*Stored items from a collection*

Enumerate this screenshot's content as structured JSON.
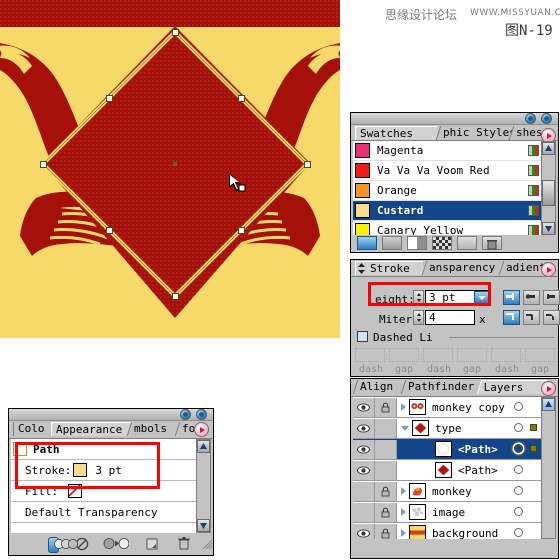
{
  "watermark": {
    "forum": "思缘设计论坛",
    "url": "WWW.MISSYUAN.COM",
    "figure": "图N-19"
  },
  "canvas": {
    "name": "illustrator-artboard",
    "background_color": "#f7d96a",
    "artwork_color": "#a51008",
    "selected_path": "diamond",
    "stroke_color": "#f2d96b",
    "anchor_count": 8,
    "cursor": "arrow-with-square"
  },
  "swatches_panel": {
    "tabs": [
      {
        "label": "Swatches",
        "selected": true
      },
      {
        "label": "phic Styles",
        "selected": false
      },
      {
        "label": "shes",
        "selected": false
      }
    ],
    "rows": [
      {
        "name": "Magenta",
        "color": "#ec2e72",
        "selected": false
      },
      {
        "name": "Va Va Va Voom Red",
        "color": "#f21b16",
        "selected": false
      },
      {
        "name": "Orange",
        "color": "#f79420",
        "selected": false
      },
      {
        "name": "Custard",
        "color": "#f8dd8a",
        "selected": true
      },
      {
        "name": "Canary Yellow",
        "color": "#fff200",
        "selected": false
      }
    ],
    "footer_buttons": [
      "swatch-libraries-button",
      "show-swatch-kinds-button",
      "new-color-group-button",
      "swatch-options-button",
      "new-swatch-button",
      "delete-swatch-button"
    ]
  },
  "stroke_panel": {
    "tabs": [
      {
        "label": "Stroke",
        "selected": true
      },
      {
        "label": "ansparency",
        "selected": false
      },
      {
        "label": "adient",
        "selected": false
      }
    ],
    "weight_label": "eight:",
    "weight_value": "3 pt",
    "miter_label": "Miter",
    "miter_value": "4",
    "miter_unit": "x",
    "dashed_label": "Dashed Li",
    "dashed_checked": false,
    "dash_labels": [
      "dash",
      "gap",
      "dash",
      "gap",
      "dash",
      "gap"
    ],
    "cap_buttons": [
      "butt-cap",
      "round-cap",
      "projecting-cap"
    ],
    "join_buttons": [
      "miter-join",
      "round-join",
      "bevel-join"
    ]
  },
  "layers_panel": {
    "tabs": [
      {
        "label": "Align",
        "selected": false
      },
      {
        "label": "Pathfinder",
        "selected": false
      },
      {
        "label": "Layers",
        "selected": true
      }
    ],
    "rows": [
      {
        "name": "monkey copy",
        "visible": true,
        "locked": true,
        "indent": 0,
        "expand": "closed",
        "selected": false,
        "thumb": "monkey-copy-thumb",
        "marker": "none"
      },
      {
        "name": "type",
        "visible": true,
        "locked": false,
        "indent": 0,
        "expand": "open",
        "selected": false,
        "thumb": "red-diamond-thumb",
        "marker": "olive"
      },
      {
        "name": "<Path>",
        "visible": true,
        "locked": false,
        "indent": 1,
        "expand": "none",
        "selected": true,
        "thumb": "white-circle-thumb",
        "marker": "olive"
      },
      {
        "name": "<Path>",
        "visible": true,
        "locked": false,
        "indent": 1,
        "expand": "none",
        "selected": false,
        "thumb": "red-diamond-thumb",
        "marker": "none"
      },
      {
        "name": "monkey",
        "visible": false,
        "locked": true,
        "indent": 0,
        "expand": "closed",
        "selected": false,
        "thumb": "monkey-thumb",
        "marker": "none"
      },
      {
        "name": "image",
        "visible": false,
        "locked": true,
        "indent": 0,
        "expand": "closed",
        "selected": false,
        "thumb": "image-thumb",
        "marker": "none"
      },
      {
        "name": "background",
        "visible": true,
        "locked": true,
        "indent": 0,
        "expand": "closed",
        "selected": false,
        "thumb": "background-thumb",
        "marker": "none"
      }
    ]
  },
  "appearance_panel": {
    "tabs": [
      {
        "label": "Colo",
        "selected": false
      },
      {
        "label": "Appearance",
        "selected": true
      },
      {
        "label": "mbols",
        "selected": false
      },
      {
        "label": "fo",
        "selected": false
      }
    ],
    "title": "Path",
    "rows": [
      {
        "label": "Stroke:",
        "value": "3 pt",
        "swatch": "#f8dd8a"
      },
      {
        "label": "Fill:",
        "value": "",
        "swatch": "none"
      }
    ],
    "footer_text": "Default Transparency",
    "footer_buttons": [
      "new-art-has-basic-appearance-button",
      "clear-appearance-button",
      "reduce-to-basic-appearance-button",
      "duplicate-item-button",
      "delete-item-button"
    ]
  }
}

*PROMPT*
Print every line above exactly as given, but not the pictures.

*ANSWER SECTION*
Enumerate this screenshot's content as structured JSON.
{
  "watermark": {
    "forum": "思缘设计论坛",
    "url": "WWW.MISSYUAN.COM",
    "figure": "图N-19"
  },
  "canvas": {
    "name": "illustrator-artboard",
    "background_color": "#f7d96a",
    "artwork_color": "#a51008",
    "selected_path": "diamond",
    "stroke_color": "#f2d96b",
    "anchor_count": 8,
    "cursor": "arrow-with-square"
  },
  "swatches_panel": {
    "tabs": [
      {
        "label": "Swatches",
        "selected": true
      },
      {
        "label": "phic Styles",
        "selected": false
      },
      {
        "label": "shes",
        "selected": false
      }
    ],
    "rows": [
      {
        "name": "Magenta",
        "color": "#ec2e72",
        "selected": false
      },
      {
        "name": "Va Va Va Voom Red",
        "color": "#f21b16",
        "selected": false
      },
      {
        "name": "Orange",
        "color": "#f79420",
        "selected": false
      },
      {
        "name": "Custard",
        "color": "#f8dd8a",
        "selected": true
      },
      {
        "name": "Canary Yellow",
        "color": "#fff200",
        "selected": false
      }
    ],
    "footer_buttons": [
      "swatch-libraries-button",
      "show-swatch-kinds-button",
      "new-color-group-button",
      "swatch-options-button",
      "new-swatch-button",
      "delete-swatch-button"
    ]
  },
  "stroke_panel": {
    "tabs": [
      {
        "label": "Stroke",
        "selected": true
      },
      {
        "label": "ansparency",
        "selected": false
      },
      {
        "label": "adient",
        "selected": false
      }
    ],
    "weight_label": "eight:",
    "weight_value": "3 pt",
    "miter_label": "Miter",
    "miter_value": "4",
    "miter_unit": "x",
    "dashed_label": "Dashed Li",
    "dashed_checked": false,
    "dash_labels": [
      "dash",
      "gap",
      "dash",
      "gap",
      "dash",
      "gap"
    ],
    "cap_buttons": [
      "butt-cap",
      "round-cap",
      "projecting-cap"
    ],
    "join_buttons": [
      "miter-join",
      "round-join",
      "bevel-join"
    ]
  },
  "layers_panel": {
    "tabs": [
      {
        "label": "Align",
        "selected": false
      },
      {
        "label": "Pathfinder",
        "selected": false
      },
      {
        "label": "Layers",
        "selected": true
      }
    ],
    "rows": [
      {
        "name": "monkey copy",
        "visible": true,
        "locked": true,
        "indent": 0,
        "expand": "closed",
        "selected": false,
        "thumb": "monkey-copy-thumb",
        "marker": "none"
      },
      {
        "name": "type",
        "visible": true,
        "locked": false,
        "indent": 0,
        "expand": "open",
        "selected": false,
        "thumb": "red-diamond-thumb",
        "marker": "olive"
      },
      {
        "name": "<Path>",
        "visible": true,
        "locked": false,
        "indent": 1,
        "expand": "none",
        "selected": true,
        "thumb": "white-circle-thumb",
        "marker": "olive"
      },
      {
        "name": "<Path>",
        "visible": true,
        "locked": false,
        "indent": 1,
        "expand": "none",
        "selected": false,
        "thumb": "red-diamond-thumb",
        "marker": "none"
      },
      {
        "name": "monkey",
        "visible": false,
        "locked": true,
        "indent": 0,
        "expand": "closed",
        "selected": false,
        "thumb": "monkey-thumb",
        "marker": "none"
      },
      {
        "name": "image",
        "visible": false,
        "locked": true,
        "indent": 0,
        "expand": "closed",
        "selected": false,
        "thumb": "image-thumb",
        "marker": "none"
      },
      {
        "name": "background",
        "visible": true,
        "locked": true,
        "indent": 0,
        "expand": "closed",
        "selected": false,
        "thumb": "background-thumb",
        "marker": "none"
      }
    ]
  },
  "appearance_panel": {
    "tabs": [
      {
        "label": "Colo",
        "selected": false
      },
      {
        "label": "Appearance",
        "selected": true
      },
      {
        "label": "mbols",
        "selected": false
      },
      {
        "label": "fo",
        "selected": false
      }
    ],
    "title": "Path",
    "rows": [
      {
        "label": "Stroke:",
        "value": "3 pt",
        "swatch": "#f8dd8a"
      },
      {
        "label": "Fill:",
        "value": "",
        "swatch": "none"
      }
    ],
    "footer_text": "Default Transparency",
    "footer_buttons": [
      "new-art-has-basic-appearance-button",
      "clear-appearance-button",
      "reduce-to-basic-appearance-button",
      "duplicate-item-button",
      "delete-item-button"
    ]
  }
}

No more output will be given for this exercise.